- Problem statement
Using the listing that follows, filter out every line lacking the string "true" and return the rest.

..........

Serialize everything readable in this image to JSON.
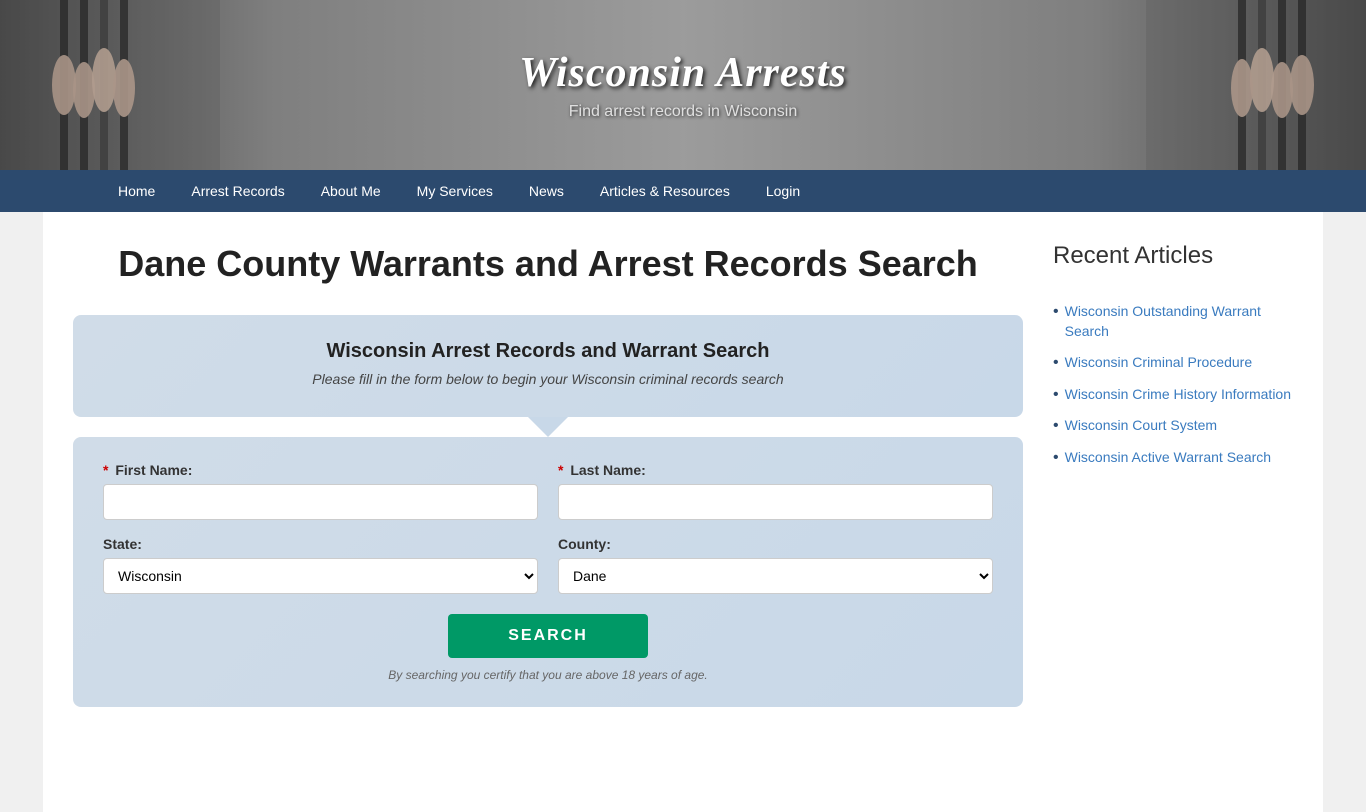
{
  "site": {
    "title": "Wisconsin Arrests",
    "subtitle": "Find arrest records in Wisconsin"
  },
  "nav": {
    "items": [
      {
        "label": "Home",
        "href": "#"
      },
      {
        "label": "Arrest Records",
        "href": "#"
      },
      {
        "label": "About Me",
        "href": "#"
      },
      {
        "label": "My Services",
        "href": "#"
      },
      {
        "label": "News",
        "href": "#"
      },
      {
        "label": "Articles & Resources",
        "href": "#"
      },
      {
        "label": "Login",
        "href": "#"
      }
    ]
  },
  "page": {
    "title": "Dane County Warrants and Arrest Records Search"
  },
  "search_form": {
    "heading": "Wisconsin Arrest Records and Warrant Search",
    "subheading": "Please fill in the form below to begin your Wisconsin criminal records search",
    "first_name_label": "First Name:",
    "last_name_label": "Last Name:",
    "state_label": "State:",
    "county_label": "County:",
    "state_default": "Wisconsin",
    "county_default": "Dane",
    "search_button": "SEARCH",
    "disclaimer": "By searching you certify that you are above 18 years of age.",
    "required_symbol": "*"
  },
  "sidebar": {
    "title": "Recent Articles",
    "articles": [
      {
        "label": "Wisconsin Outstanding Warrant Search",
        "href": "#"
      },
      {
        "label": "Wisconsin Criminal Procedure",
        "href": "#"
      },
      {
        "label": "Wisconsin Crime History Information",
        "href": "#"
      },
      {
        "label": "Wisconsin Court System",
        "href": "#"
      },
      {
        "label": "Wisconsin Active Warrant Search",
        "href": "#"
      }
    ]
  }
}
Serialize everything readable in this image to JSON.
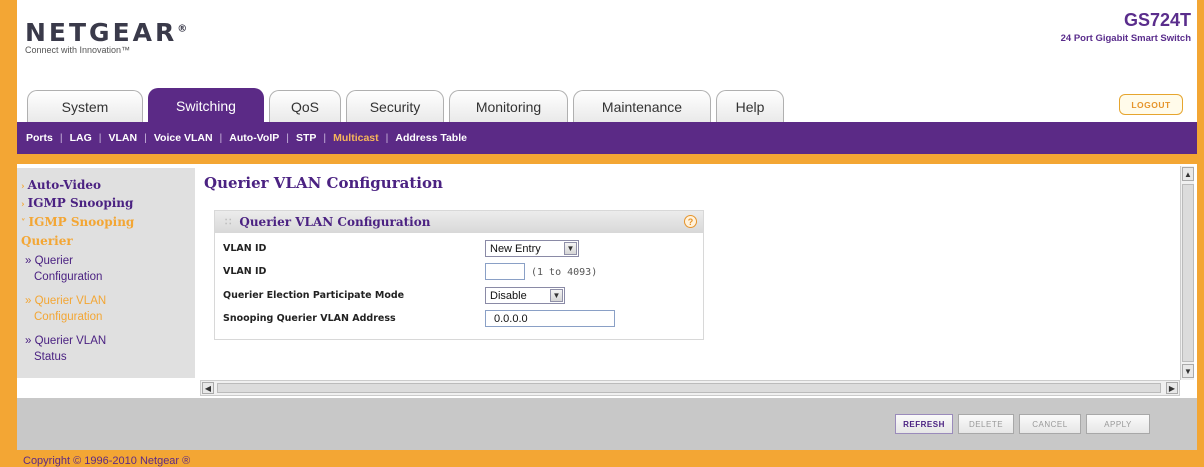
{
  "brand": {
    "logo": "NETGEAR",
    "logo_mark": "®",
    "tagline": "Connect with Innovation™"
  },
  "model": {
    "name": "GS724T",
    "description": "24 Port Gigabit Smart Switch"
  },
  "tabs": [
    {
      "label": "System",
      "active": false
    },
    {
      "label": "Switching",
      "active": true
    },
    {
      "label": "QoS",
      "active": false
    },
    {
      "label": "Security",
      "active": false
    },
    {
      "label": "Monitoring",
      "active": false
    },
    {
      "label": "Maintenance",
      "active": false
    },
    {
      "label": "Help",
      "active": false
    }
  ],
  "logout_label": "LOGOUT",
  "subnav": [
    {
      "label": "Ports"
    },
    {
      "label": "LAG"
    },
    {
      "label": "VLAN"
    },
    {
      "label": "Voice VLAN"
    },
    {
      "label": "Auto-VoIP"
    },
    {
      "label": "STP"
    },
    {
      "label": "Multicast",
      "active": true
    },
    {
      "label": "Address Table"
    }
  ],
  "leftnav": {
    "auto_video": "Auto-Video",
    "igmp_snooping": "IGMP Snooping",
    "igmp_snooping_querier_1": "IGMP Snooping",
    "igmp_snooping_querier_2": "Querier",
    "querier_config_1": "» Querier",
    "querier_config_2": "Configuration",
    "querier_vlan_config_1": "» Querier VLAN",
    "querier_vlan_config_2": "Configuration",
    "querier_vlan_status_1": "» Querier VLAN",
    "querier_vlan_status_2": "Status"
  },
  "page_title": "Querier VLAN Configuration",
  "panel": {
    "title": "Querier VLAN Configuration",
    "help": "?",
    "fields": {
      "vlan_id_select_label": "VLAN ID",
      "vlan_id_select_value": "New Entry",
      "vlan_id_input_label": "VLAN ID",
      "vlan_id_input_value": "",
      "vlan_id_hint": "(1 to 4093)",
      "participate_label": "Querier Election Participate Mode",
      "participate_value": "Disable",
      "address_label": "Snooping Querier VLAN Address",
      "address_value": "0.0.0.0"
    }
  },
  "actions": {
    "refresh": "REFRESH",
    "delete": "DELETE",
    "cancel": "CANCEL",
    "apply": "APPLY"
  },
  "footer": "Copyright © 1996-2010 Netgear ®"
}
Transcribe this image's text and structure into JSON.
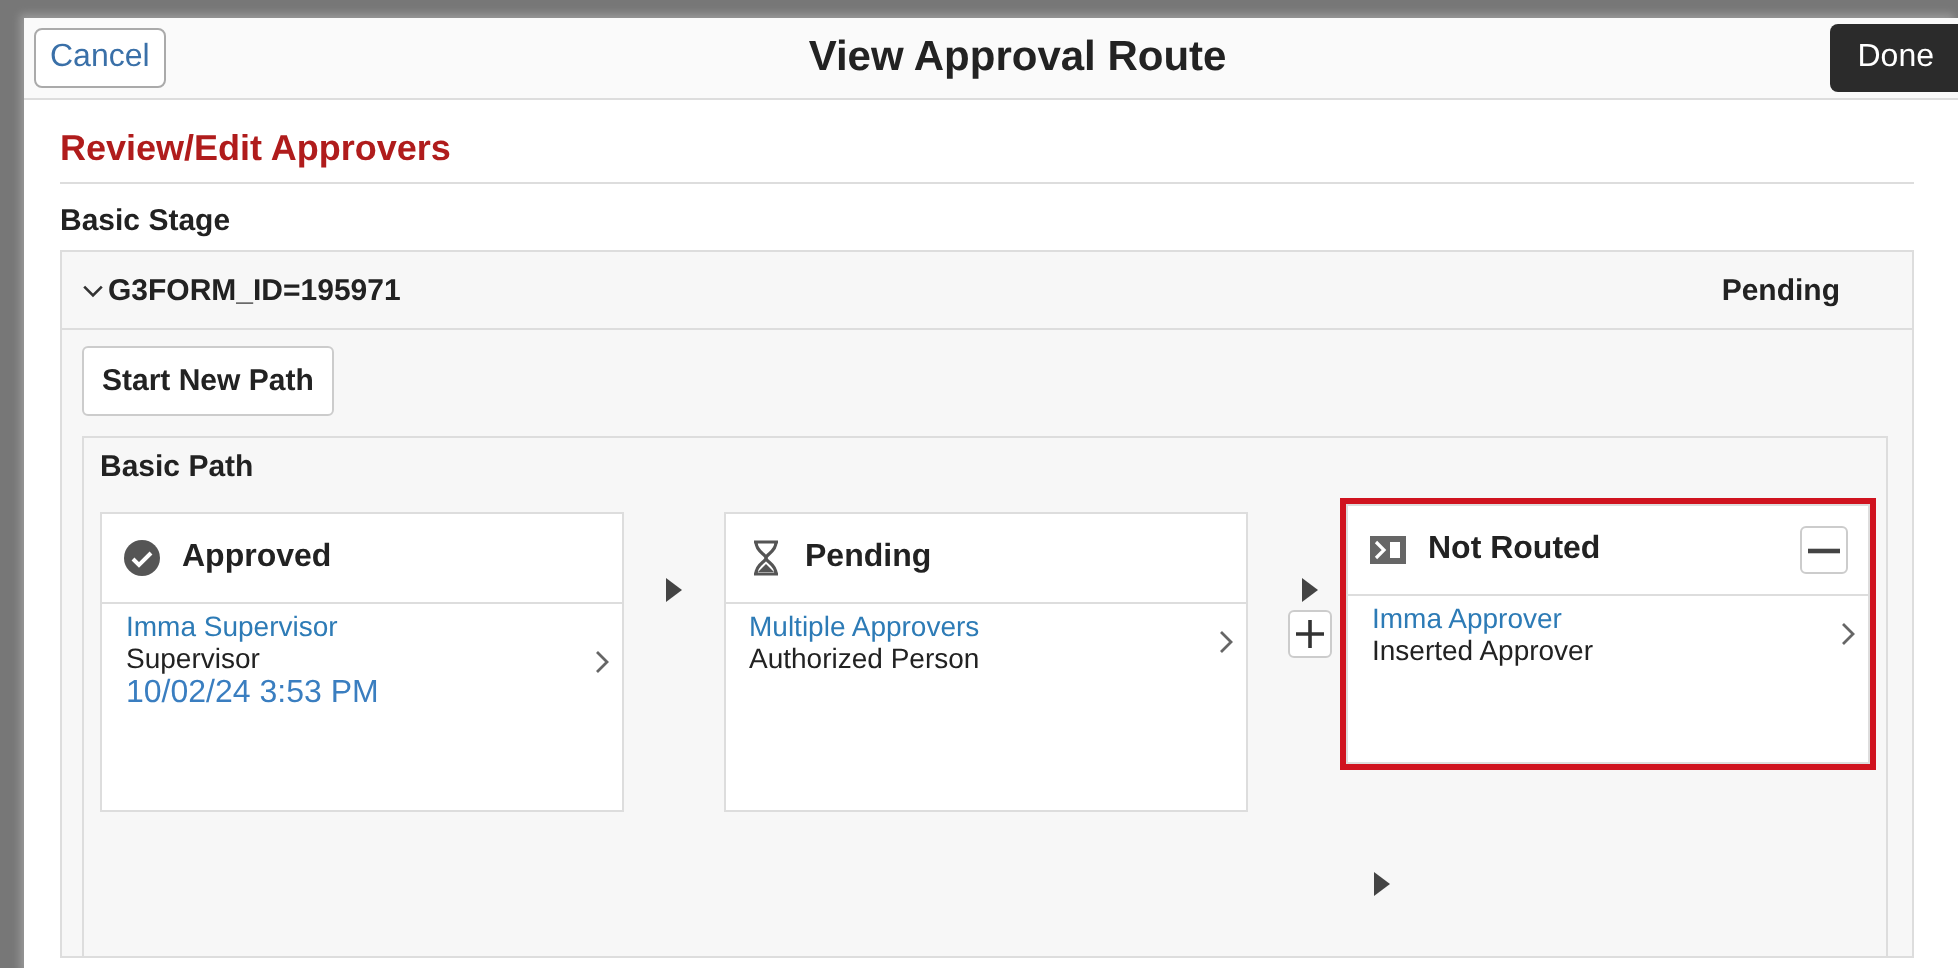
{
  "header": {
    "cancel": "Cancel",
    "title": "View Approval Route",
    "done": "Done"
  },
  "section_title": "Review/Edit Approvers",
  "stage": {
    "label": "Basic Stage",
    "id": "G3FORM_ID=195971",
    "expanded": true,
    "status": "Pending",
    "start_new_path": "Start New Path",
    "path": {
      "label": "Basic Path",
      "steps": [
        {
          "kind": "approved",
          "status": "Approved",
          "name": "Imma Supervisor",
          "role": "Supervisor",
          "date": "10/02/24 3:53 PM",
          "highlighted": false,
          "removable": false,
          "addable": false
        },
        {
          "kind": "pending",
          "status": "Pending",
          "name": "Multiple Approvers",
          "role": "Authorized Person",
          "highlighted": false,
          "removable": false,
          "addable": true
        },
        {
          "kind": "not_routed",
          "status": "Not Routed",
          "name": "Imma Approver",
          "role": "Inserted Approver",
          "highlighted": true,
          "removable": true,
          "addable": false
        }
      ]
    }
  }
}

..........

- Solution
      "active": true
      "active": true
    "expanded": true,
          "addable": true
          "highlighted": true,
          "removable": true,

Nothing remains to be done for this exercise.